Show Less
Restricted access

Forgotten Places

Critical Studies in Rural Education


Edited By William M. Reynolds

Forgotten Places: Critical Studies in Rural Education critically investigates and informs the construction of the rural, rural identity and the understanding of the rural internationally. This book promotes and expands the notion of critical understandings of rural education, particularly in the areas of race, class, gender, and LGBTQ, with conceptualizations of social justice. While there have been many volumes written on critical issues in urban education, only a small number have been produced on rural education, and the majority of those are not critical. By contrast, Forgotten Places not only discusses "schools in the country," but also expands conceptualizations of the rural beyond schools and place as well as beyond the borders of the United States. It also tackles the artificial duality between conceptualizations of urban and rural. Forgotten Places includes scholarly investigations into the connections among the symbolic order, various forms of cultural artifacts and multiple readings of these artifacts within the context of critical/transformational pedagogy. This book fills a significant gap in the scholarly work on the ramifications of the rural.

Show Summary Details
Restricted access

Chapter Seven: Myles Horton and Highlander Folk School: An Enduring Exemplar of Rural Education for Democratic Engagement (Robert Lake / Andy Blunden)


| 93 →


Myles Horton AND Highlander Folk School

An Enduring Exemplar of Rural Education for Democratic Engagement

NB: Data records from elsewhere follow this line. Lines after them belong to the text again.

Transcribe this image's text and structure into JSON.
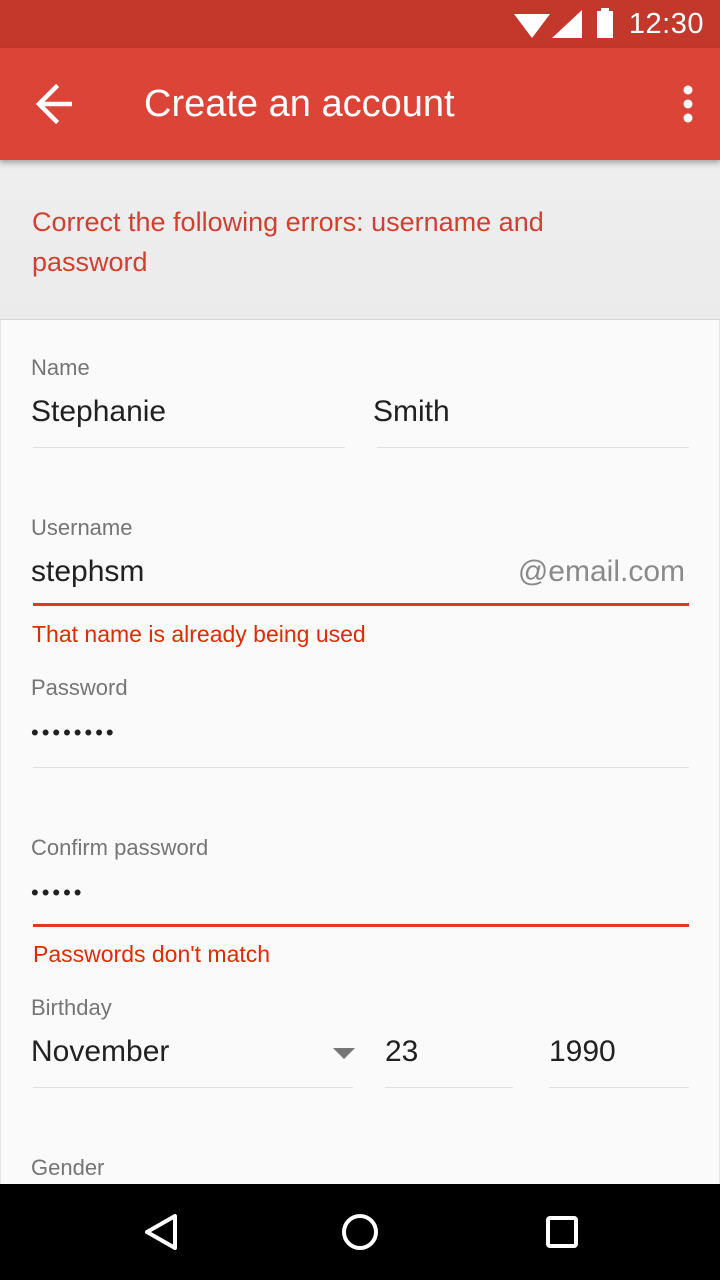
{
  "status_bar": {
    "time": "12:30",
    "icons": [
      "wifi-icon",
      "cell-signal-icon",
      "battery-icon"
    ]
  },
  "app_bar": {
    "title": "Create an account",
    "back_icon": "arrow-back-icon",
    "menu_icon": "more-vert-icon",
    "color": "#db4437"
  },
  "error_banner": {
    "text": "Correct the following errors: username and password"
  },
  "form": {
    "name": {
      "label": "Name",
      "first": "Stephanie",
      "last": "Smith"
    },
    "username": {
      "label": "Username",
      "value": "stephsm",
      "suffix": "@email.com",
      "error": "That name is already being used"
    },
    "password": {
      "label": "Password",
      "value": "••••••••"
    },
    "confirm_password": {
      "label": "Confirm password",
      "value": "•••••",
      "error": "Passwords don't match"
    },
    "birthday": {
      "label": "Birthday",
      "month": "November",
      "day": "23",
      "year": "1990"
    },
    "gender": {
      "label": "Gender"
    }
  },
  "colors": {
    "status_bar": "#c4372b",
    "error": "#dd2c00"
  }
}
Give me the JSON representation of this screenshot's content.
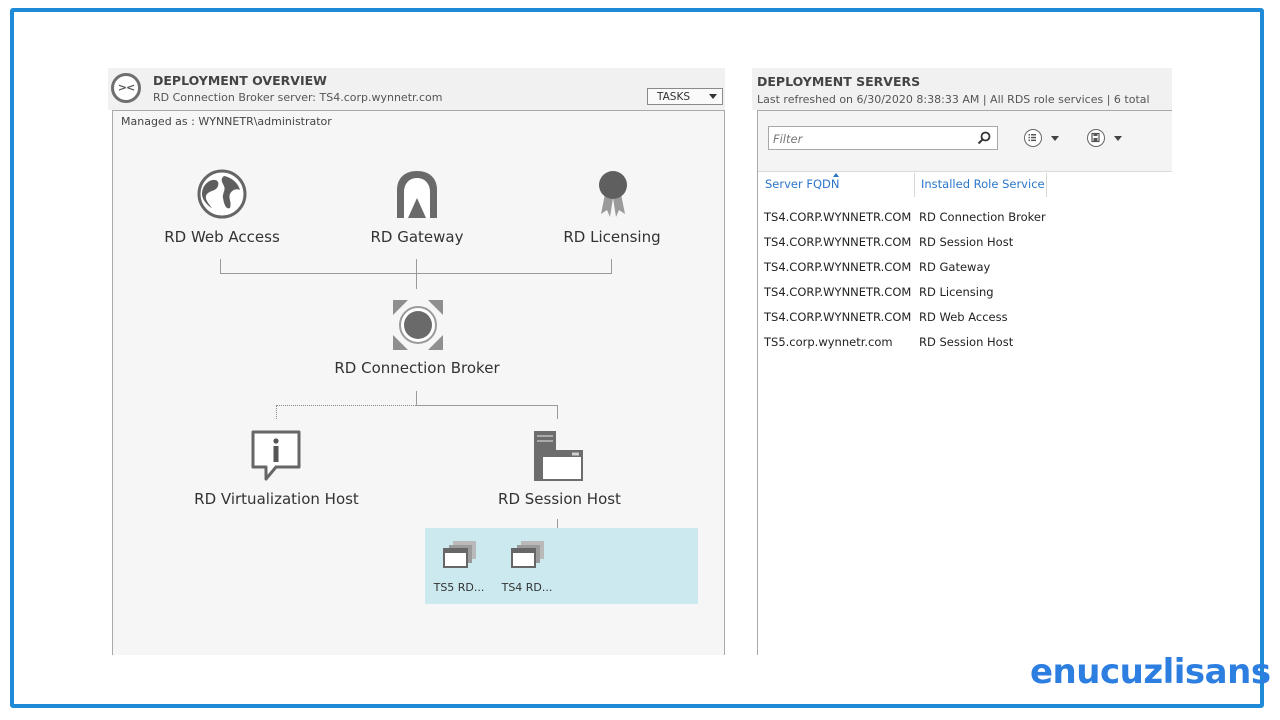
{
  "overview": {
    "title": "DEPLOYMENT OVERVIEW",
    "subtitle": "RD Connection Broker server: TS4.corp.wynnetr.com",
    "tasks_label": "TASKS",
    "managed_as": "Managed as : WYNNETR\\administrator",
    "roles": {
      "web_access": "RD Web Access",
      "gateway": "RD Gateway",
      "licensing": "RD Licensing",
      "connection_broker": "RD Connection Broker",
      "virtualization_host": "RD Virtualization Host",
      "session_host": "RD Session Host"
    },
    "session_hosts": [
      "TS5 RD...",
      "TS4 RD..."
    ]
  },
  "servers": {
    "title": "DEPLOYMENT SERVERS",
    "subtitle": "Last refreshed on 6/30/2020 8:38:33 AM | All RDS role services  | 6 total",
    "filter_placeholder": "Filter",
    "columns": {
      "fqdn": "Server FQDN",
      "role": "Installed Role Service"
    },
    "rows": [
      {
        "fqdn": "TS4.CORP.WYNNETR.COM",
        "role": "RD Connection Broker"
      },
      {
        "fqdn": "TS4.CORP.WYNNETR.COM",
        "role": "RD Session Host"
      },
      {
        "fqdn": "TS4.CORP.WYNNETR.COM",
        "role": "RD Gateway"
      },
      {
        "fqdn": "TS4.CORP.WYNNETR.COM",
        "role": "RD Licensing"
      },
      {
        "fqdn": "TS4.CORP.WYNNETR.COM",
        "role": "RD Web Access"
      },
      {
        "fqdn": "TS5.corp.wynnetr.com",
        "role": "RD Session Host"
      }
    ]
  },
  "brand": {
    "text": "enucuzlisans"
  },
  "colors": {
    "frame": "#1f8ad8",
    "link_blue": "#2a75c9",
    "session_hosts_highlight": "#cce9ef",
    "brand": "#2c7ee0"
  },
  "icons": {
    "overview": "remote-desktop-icon",
    "web_access": "globe-icon",
    "gateway": "gateway-icon",
    "licensing": "ribbon-award-icon",
    "connection_broker": "broker-icon",
    "virtualization_host": "info-bubble-icon",
    "session_host": "server-window-icon",
    "session_host_item": "windows-stack-icon",
    "search": "search-icon",
    "list_view": "list-icon",
    "save_query": "save-icon"
  }
}
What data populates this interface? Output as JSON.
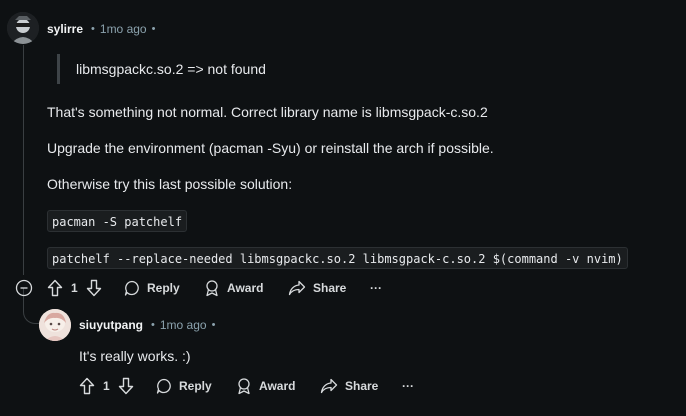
{
  "comment1": {
    "username": "sylirre",
    "separator": "•",
    "time": "1mo ago",
    "trail": "•",
    "quote": "libmsgpackc.so.2 => not found",
    "para1": "That's something not normal. Correct library name is libmsgpack-c.so.2",
    "para2": "Upgrade the environment (pacman -Syu) or reinstall the arch if possible.",
    "para3": "Otherwise try this last possible solution:",
    "code1": "pacman -S patchelf",
    "code2": "patchelf --replace-needed libmsgpackc.so.2 libmsgpack-c.so.2 $(command -v nvim)",
    "votes": "1",
    "reply_label": "Reply",
    "award_label": "Award",
    "share_label": "Share",
    "more_label": "···"
  },
  "comment2": {
    "username": "siuyutpang",
    "separator": "•",
    "time": "1mo ago",
    "trail": "•",
    "text": "It's really works. :)",
    "votes": "1",
    "reply_label": "Reply",
    "award_label": "Award",
    "share_label": "Share",
    "more_label": "···"
  },
  "icons": [
    "upvote-icon",
    "downvote-icon",
    "reply-icon",
    "award-icon",
    "share-icon",
    "collapse-icon",
    "more-icon"
  ]
}
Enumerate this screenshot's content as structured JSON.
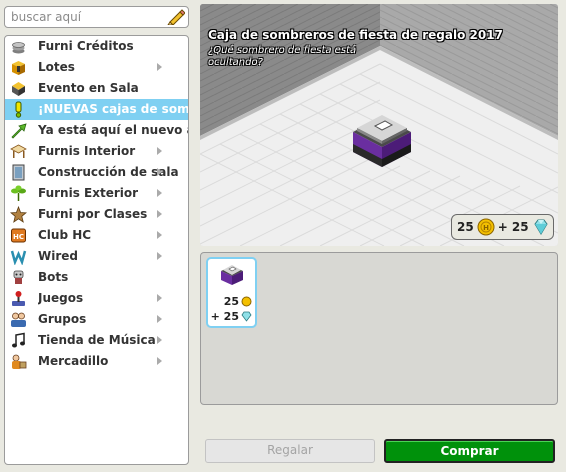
{
  "search": {
    "placeholder": "buscar aquí"
  },
  "categories": [
    {
      "label": "Furni Créditos",
      "icon": "stack-icon",
      "arrow": false,
      "selected": false
    },
    {
      "label": "Lotes",
      "icon": "package-icon",
      "arrow": true,
      "selected": false
    },
    {
      "label": "Evento en Sala",
      "icon": "event-icon",
      "arrow": false,
      "selected": false
    },
    {
      "label": "¡NUEVAS cajas de sombrer",
      "icon": "exclamation-icon",
      "arrow": false,
      "selected": true
    },
    {
      "label": "Ya está aquí el nuevo año",
      "icon": "arrow-up-icon",
      "arrow": false,
      "selected": false
    },
    {
      "label": "Furnis Interior",
      "icon": "table-icon",
      "arrow": true,
      "selected": false
    },
    {
      "label": "Construcción de sala",
      "icon": "door-icon",
      "arrow": true,
      "selected": false
    },
    {
      "label": "Furnis Exterior",
      "icon": "plant-icon",
      "arrow": true,
      "selected": false
    },
    {
      "label": "Furni por Clases",
      "icon": "star-icon",
      "arrow": true,
      "selected": false
    },
    {
      "label": "Club HC",
      "icon": "hc-icon",
      "arrow": true,
      "selected": false
    },
    {
      "label": "Wired",
      "icon": "wired-icon",
      "arrow": true,
      "selected": false
    },
    {
      "label": "Bots",
      "icon": "bot-icon",
      "arrow": false,
      "selected": false
    },
    {
      "label": "Juegos",
      "icon": "joystick-icon",
      "arrow": true,
      "selected": false
    },
    {
      "label": "Grupos",
      "icon": "group-icon",
      "arrow": true,
      "selected": false
    },
    {
      "label": "Tienda de Música",
      "icon": "music-note-icon",
      "arrow": true,
      "selected": false
    },
    {
      "label": "Mercadillo",
      "icon": "market-icon",
      "arrow": true,
      "selected": false
    }
  ],
  "preview": {
    "title": "Caja de sombreros de fiesta de regalo 2017",
    "description": "¿Qué sombrero de fiesta está ocultando?",
    "price_credits": "25",
    "price_diamonds": "+ 25"
  },
  "offer": {
    "price_credits": "25",
    "price_diamonds": "+ 25"
  },
  "buttons": {
    "gift": "Regalar",
    "buy": "Comprar"
  },
  "colors": {
    "selected": "#7fd0f2",
    "buy": "#00910b",
    "box_purple": "#6a2ea0"
  }
}
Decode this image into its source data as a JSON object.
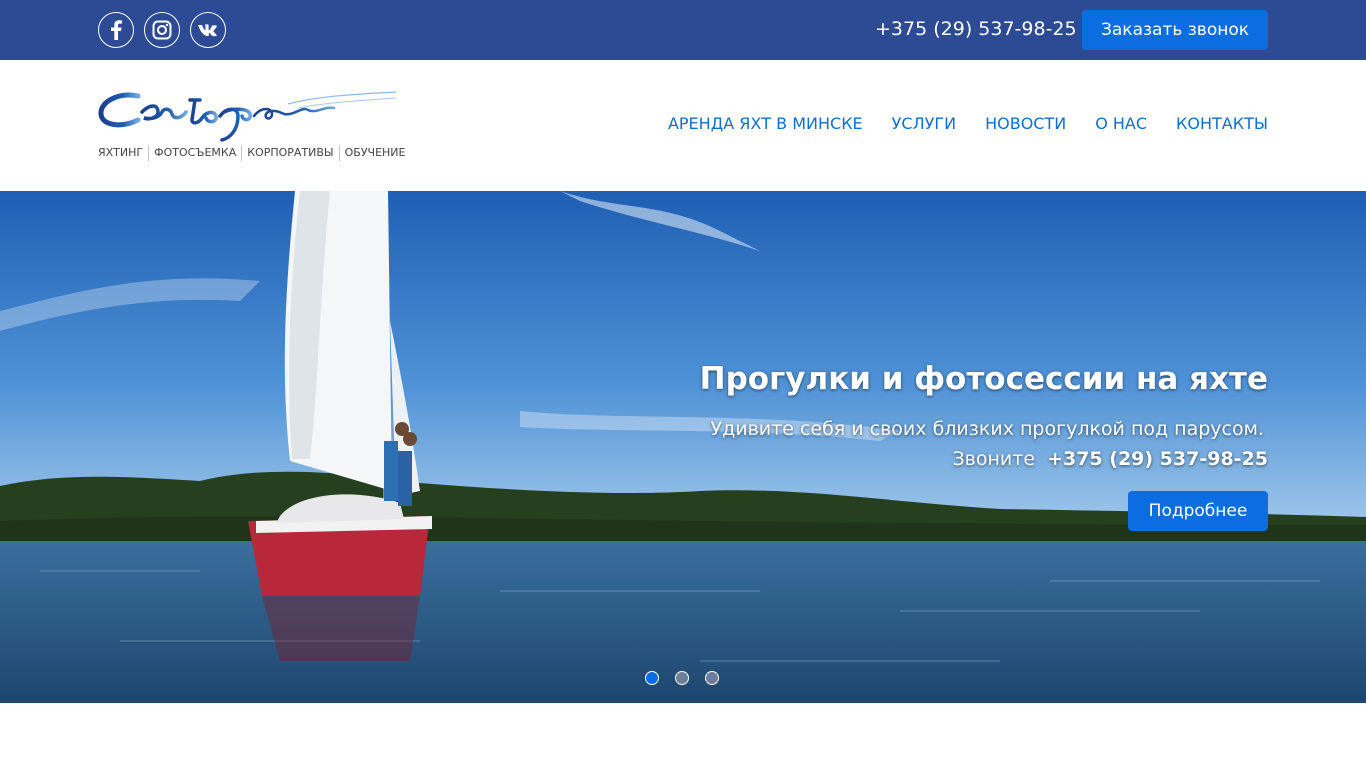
{
  "topbar": {
    "socials": [
      {
        "name": "facebook-icon",
        "glyph": "f"
      },
      {
        "name": "instagram-icon",
        "glyph": "instagram"
      },
      {
        "name": "vk-icon",
        "glyph": "vk"
      }
    ],
    "phone": "+375 (29) 537-98-25",
    "callback_label": "Заказать звонок",
    "color": "#2d4b94"
  },
  "header": {
    "tagline": [
      "ЯХТИНГ",
      "ФОТОСЪЕМКА",
      "КОРПОРАТИВЫ",
      "ОБУЧЕНИЕ"
    ],
    "nav": [
      "АРЕНДА ЯХТ В МИНСКЕ",
      "УСЛУГИ",
      "НОВОСТИ",
      "О НАС",
      "КОНТАКТЫ"
    ],
    "nav_color": "#0f6fd1"
  },
  "hero": {
    "title": "Прогулки и фотосессии на яхте",
    "subtitle": "Удивите себя и своих близких прогулкой под парусом.",
    "call_prefix": "Звоните",
    "call_phone": "+375 (29) 537-98-25",
    "button_label": "Подробнее",
    "slides_total": 3,
    "active_slide": 1,
    "button_color": "#0a6ee2"
  }
}
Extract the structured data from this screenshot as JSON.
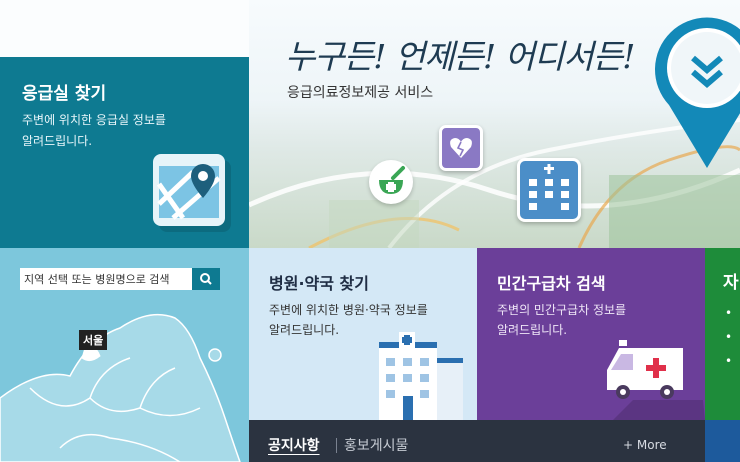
{
  "hero": {
    "slogan": "누구든! 언제든! 어디서든!",
    "subtitle": "응급의료정보제공 서비스"
  },
  "er_card": {
    "title": "응급실 찾기",
    "desc_line1": "주변에 위치한 응급실 정보를",
    "desc_line2": "알려드립니다."
  },
  "map_panel": {
    "search_placeholder": "지역 선택 또는 병원명으로 검색",
    "region_label": "서울"
  },
  "hospital_card": {
    "title": "병원·약국 찾기",
    "desc_line1": "주변에 위치한 병원·약국 정보를",
    "desc_line2": "알려드립니다."
  },
  "ambulance_card": {
    "title": "민간구급차 검색",
    "desc_line1": "주변의 민간구급차 정보를",
    "desc_line2": "알려드립니다."
  },
  "green_card": {
    "title": "자"
  },
  "notice": {
    "tab_notice": "공지사항",
    "tab_promo": "홍보게시물",
    "more": "+ More"
  },
  "colors": {
    "er_teal": "#0e7a91",
    "hospital_blue": "#d4e8f6",
    "ambulance_purple": "#6b3f99",
    "green": "#1e8c3a",
    "notice_dark": "#2b3340",
    "pin_blue": "#1389b8"
  }
}
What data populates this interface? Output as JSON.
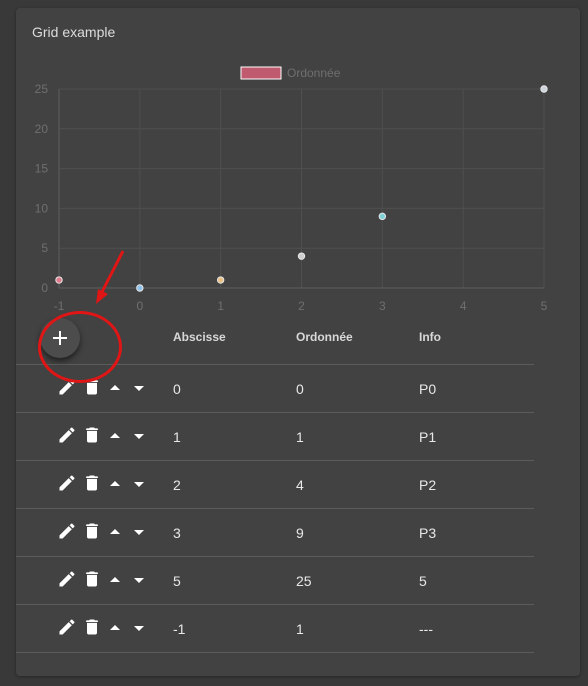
{
  "card": {
    "title": "Grid example"
  },
  "chart_data": {
    "type": "scatter",
    "legend": [
      "Ordonnée"
    ],
    "legend_position": "top",
    "series": [
      {
        "name": "Ordonnée",
        "x": [
          0,
          1,
          2,
          3,
          5,
          -1
        ],
        "y": [
          0,
          1,
          4,
          9,
          25,
          1
        ]
      }
    ],
    "point_colors": [
      "#8ec3ea",
      "#e8c083",
      "#cfcfcf",
      "#7fd3d6",
      "#cfd3dc",
      "#e07a8d"
    ],
    "xlim": [
      -1,
      5
    ],
    "ylim": [
      0,
      25
    ],
    "x_ticks": [
      "-1",
      "0",
      "1",
      "2",
      "3",
      "4",
      "5"
    ],
    "y_ticks": [
      "0",
      "5",
      "10",
      "15",
      "20",
      "25"
    ],
    "grid": true,
    "legend_color": "#c05a6e"
  },
  "table": {
    "headers": {
      "abscisse": "Abscisse",
      "ordonnee": "Ordonnée",
      "info": "Info"
    },
    "rows": [
      {
        "x": "0",
        "y": "0",
        "info": "P0"
      },
      {
        "x": "1",
        "y": "1",
        "info": "P1"
      },
      {
        "x": "2",
        "y": "4",
        "info": "P2"
      },
      {
        "x": "3",
        "y": "9",
        "info": "P3"
      },
      {
        "x": "5",
        "y": "25",
        "info": "5"
      },
      {
        "x": "-1",
        "y": "1",
        "info": "---"
      }
    ]
  },
  "icons": {
    "add": "plus-icon",
    "edit": "pencil-icon",
    "delete": "trash-icon",
    "up": "caret-up-icon",
    "down": "caret-down-icon"
  },
  "annotation_color": "#e01515"
}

Figure 7.1. Anti-Highlander billboards were distributed across the South in 1965. Used with permission from the Highlander Research and Education Center Archives

In a 1981 interview with Bill Moyers, Myles Horton recalled the day in late 1959 when Sheriff Elston Clay came to put a padlock on the door of the Highlander Folk School. Some of the news reporters that were there said “What are you laughing about?” I was standing outside laughing, and they took a picture of me standing there laughing. And the sheriff padlocked the building I said “My friend here, you know, he thinks he’s padlocking Highlander … Highlander is an idea-you can’t padlock an idea”.

MOYERS & HORTON (1982, P. 250) ← 93 | 94 →

By 1959 this “idea” of Highlander that Horton spoke about had proven to be a highly successful exemplar of equipping leaders for grassroots labor union organizing and civil rights activism. Consequently, this work was fiercely contested, met violence and was under continual surveillance from the FBI and local authorities. Horton’s formal career in this work spanned more than 50 years yet it was evident even from his early teens, that the “idea” of democracy as an unfinished, lifelong process had possessed his being. Like Dewey he believed that democracy “is a growing...

You are not authenticated to view the full text of this chapter or article.

This site requires a subscription or purchase to access the full text of books or journals.

Do you have any questions? Contact us.

Or login to access all content.